    All in all, it is my belief that this rig will perform admirably in this particular niche for cat men. This is obviously not the rig for that next personal best flattie or blue. Especially if your personal best is over...say... the 40lb mark. I do believe this combo would land such a cat, if the circumstances were all good---no heavy cover; could allow the rod to work the fish; etc.. But, this is not the combo I would choose to regularly pursue the "beasts". I have rigs for that. Further, this is not the rod I would choose for current such as the Missouri River, Ohio River, or the like. It should work well for the majority of the Mississippi River, even though some stretches of the mighty Miss. can be pretty swift as well. The tip just seems a little soft for high current situations in my opinion.
    Overall I give the rod and reel a score of 8 out of 10. The other two points could have made it a perfect score or brought it down. But since I DIDN'T CATCH ANY FISH!!---(lol), I can't rate how well it handled Mr. Whiskers.
    Bottom line: Would I make the same purchase again for small rivers? Absolutely!!!
    Good Fishin,
    Gary
     
  4. gadzooks
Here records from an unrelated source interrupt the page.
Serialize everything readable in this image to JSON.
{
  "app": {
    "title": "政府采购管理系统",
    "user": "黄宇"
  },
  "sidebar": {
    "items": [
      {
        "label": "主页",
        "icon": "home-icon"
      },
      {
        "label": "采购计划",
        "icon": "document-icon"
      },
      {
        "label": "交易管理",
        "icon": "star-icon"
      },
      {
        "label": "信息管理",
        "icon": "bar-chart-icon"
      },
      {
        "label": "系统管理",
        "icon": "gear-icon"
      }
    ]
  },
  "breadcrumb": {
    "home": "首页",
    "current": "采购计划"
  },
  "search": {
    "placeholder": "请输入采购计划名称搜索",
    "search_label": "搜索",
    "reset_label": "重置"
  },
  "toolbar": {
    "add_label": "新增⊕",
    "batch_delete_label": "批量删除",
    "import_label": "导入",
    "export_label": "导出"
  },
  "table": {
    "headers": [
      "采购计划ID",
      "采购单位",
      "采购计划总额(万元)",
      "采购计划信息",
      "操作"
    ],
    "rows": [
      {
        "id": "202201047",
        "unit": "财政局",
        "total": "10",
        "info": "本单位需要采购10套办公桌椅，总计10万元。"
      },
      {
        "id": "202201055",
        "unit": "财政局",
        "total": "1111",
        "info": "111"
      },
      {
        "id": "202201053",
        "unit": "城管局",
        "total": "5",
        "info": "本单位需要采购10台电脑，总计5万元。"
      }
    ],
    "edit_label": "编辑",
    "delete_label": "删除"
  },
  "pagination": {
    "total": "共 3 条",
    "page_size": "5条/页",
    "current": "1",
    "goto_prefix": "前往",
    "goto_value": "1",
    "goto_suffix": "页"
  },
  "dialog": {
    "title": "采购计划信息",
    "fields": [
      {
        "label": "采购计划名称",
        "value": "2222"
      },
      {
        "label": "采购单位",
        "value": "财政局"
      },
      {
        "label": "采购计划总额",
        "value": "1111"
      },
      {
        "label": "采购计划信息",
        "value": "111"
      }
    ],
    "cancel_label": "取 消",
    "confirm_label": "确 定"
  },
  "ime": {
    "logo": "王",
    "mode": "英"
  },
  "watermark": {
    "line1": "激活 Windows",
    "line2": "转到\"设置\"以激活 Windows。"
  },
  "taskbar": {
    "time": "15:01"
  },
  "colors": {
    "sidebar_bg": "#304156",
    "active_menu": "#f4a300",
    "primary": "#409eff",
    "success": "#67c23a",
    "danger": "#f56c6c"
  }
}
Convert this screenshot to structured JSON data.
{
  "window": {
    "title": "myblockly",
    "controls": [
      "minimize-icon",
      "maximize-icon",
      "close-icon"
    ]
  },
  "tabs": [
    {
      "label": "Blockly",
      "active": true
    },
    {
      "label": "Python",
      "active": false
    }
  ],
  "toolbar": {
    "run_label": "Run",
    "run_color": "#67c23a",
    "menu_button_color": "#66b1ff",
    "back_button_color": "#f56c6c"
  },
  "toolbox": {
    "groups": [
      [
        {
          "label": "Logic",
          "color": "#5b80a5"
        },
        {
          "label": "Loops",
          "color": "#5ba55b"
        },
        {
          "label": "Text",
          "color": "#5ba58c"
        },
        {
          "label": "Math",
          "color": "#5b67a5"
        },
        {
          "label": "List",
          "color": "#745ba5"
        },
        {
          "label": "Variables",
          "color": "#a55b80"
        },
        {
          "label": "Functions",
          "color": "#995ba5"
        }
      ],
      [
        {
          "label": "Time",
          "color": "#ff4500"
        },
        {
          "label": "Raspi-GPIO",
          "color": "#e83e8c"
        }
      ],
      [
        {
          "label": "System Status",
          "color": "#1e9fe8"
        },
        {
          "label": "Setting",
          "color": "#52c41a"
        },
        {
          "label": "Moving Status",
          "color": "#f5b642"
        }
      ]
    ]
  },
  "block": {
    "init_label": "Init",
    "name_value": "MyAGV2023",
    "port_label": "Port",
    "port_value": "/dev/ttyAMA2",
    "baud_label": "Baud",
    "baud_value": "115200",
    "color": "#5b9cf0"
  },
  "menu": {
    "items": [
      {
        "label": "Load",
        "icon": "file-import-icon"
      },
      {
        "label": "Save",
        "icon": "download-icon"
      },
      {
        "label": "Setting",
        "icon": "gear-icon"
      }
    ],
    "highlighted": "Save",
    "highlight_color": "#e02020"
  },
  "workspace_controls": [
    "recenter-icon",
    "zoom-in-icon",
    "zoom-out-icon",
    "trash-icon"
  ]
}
    gadzooks New Member

    Messages:
    1,532
    State:
    Kingwood, Tx (Houston)
    Gary, it definitely would land a 40 lb flattie in the conditions you describe. The rod is a good one, very tough. The reel has enough drag. I've a friend who's landed 25 and 30 lb flatties and blues on a light weight $12 shakespeare rod (not an ugly stick) and cheapy shimano reels (AX series). Takes some time, but he does it.
     
  5. F150Catfish

    F150Catfish New Member
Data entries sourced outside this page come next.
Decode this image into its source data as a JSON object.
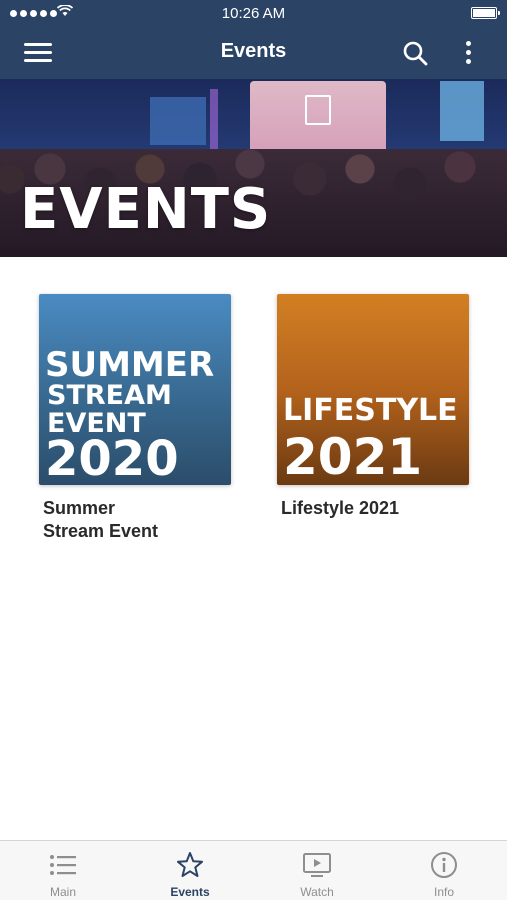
{
  "status_bar": {
    "time": "10:26 AM"
  },
  "nav": {
    "title": "Events"
  },
  "hero": {
    "title": "EVENTS"
  },
  "events": [
    {
      "thumb_lines": [
        "SUMMER",
        "STREAM",
        "EVENT",
        "2020"
      ],
      "label_line1": "Summer",
      "label_line2": "Stream Event"
    },
    {
      "thumb_lines": [
        "LIFESTYLE",
        "2021"
      ],
      "label_line1": "Lifestyle 2021"
    }
  ],
  "tabs": [
    {
      "label": "Main",
      "icon": "list-icon"
    },
    {
      "label": "Events",
      "icon": "star-icon"
    },
    {
      "label": "Watch",
      "icon": "video-icon"
    },
    {
      "label": "Info",
      "icon": "info-icon"
    }
  ],
  "colors": {
    "nav_bg": "#2b4364",
    "active_tab": "#2b4364",
    "inactive_tab": "#8e8e8e",
    "summer_card": "#3b6f98",
    "lifestyle_card": "#b4631c"
  }
}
    Messages:
    369
    State:
    Wisconsin
    I have a quantum optix 40 series spinning, I don't have any problem with spinning as far..
     
  6. kscathunter
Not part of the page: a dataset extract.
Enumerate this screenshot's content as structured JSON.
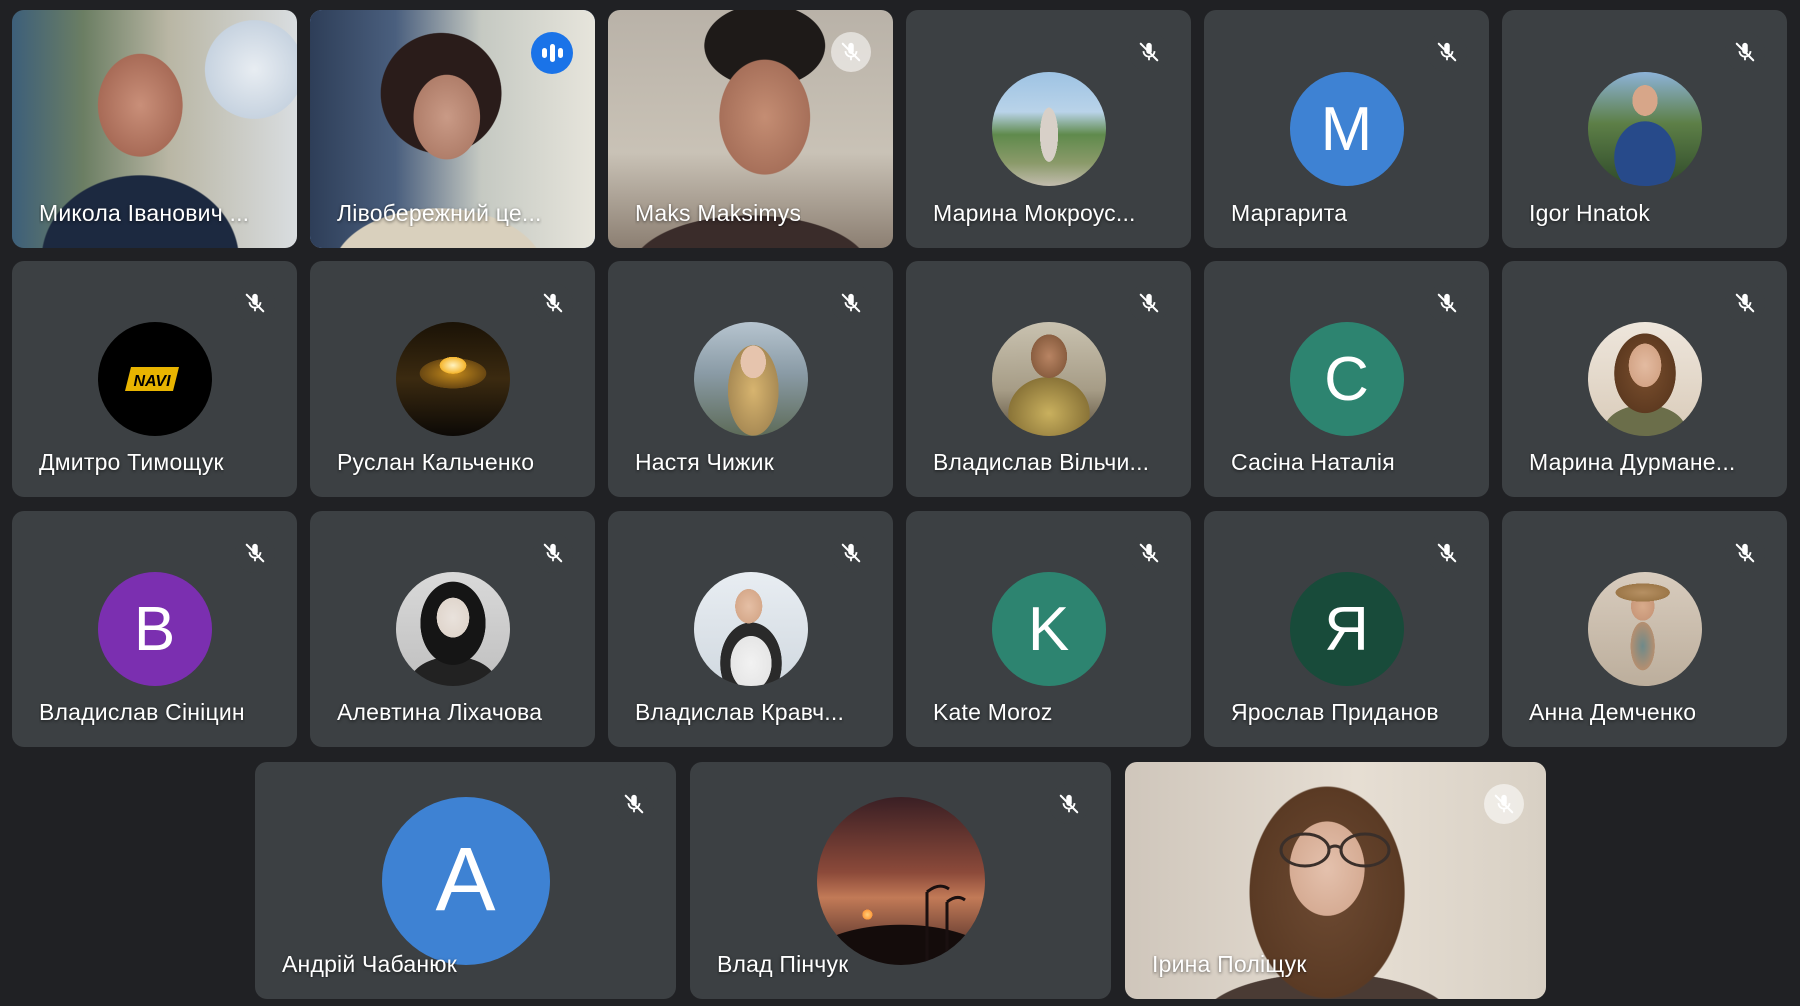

    kscathunter New Member

    Messages:
    2,367
    State:
    Louisburg,
    well i dont know what you want to hear but ive had my 9'er for a couple seasons and it looks like it will be with me for years to come. i think it would take a pretty big fish to break it, the 20# blue i cought on it last year didnt bend it all the way. the color makes it hard to see at night, the king kats are built the same and their white and pretty easy to see at night. they have a slow action for the price their great.
     
  7. DaveHufford

    DaveHufford New Member

    Messages:
    44
    State:
    Washington
    I have three Whuppin Sticks from Cabela's, one 10' spinning, on 7 1/2', and one 9' casting, and I would recomend all three. I like the rod actions and the real cork grips. I like the durability of fiberglass rods, too many broken graphites. The Whuppin Sticks are some of the best value rods available.
     
  8. laidbck111

    laidbck111 New Member

    I have a couple of the whuppin sticks and like them enough to send one to a member as a surprise. While I do not have the big and heavy version I do like the action on mine and would not hesitate to fish waters with fish up to about 15-20 pounds. I did buy mine for loaner rods but have been known to use them myself. I would not go monster hunting with one though. Like I said I have the MH 7 footers and they are plenty enough rod for up to 15-20 pounds IMO.
     
  9. Gary S.

    Gary S. New Member

    Messages:
    204
    State:
    Missouri
    Thanks to all of you for your responses! It's been said a hundred times, but the BOC is the best knowlege base on the web! Long live the BOC!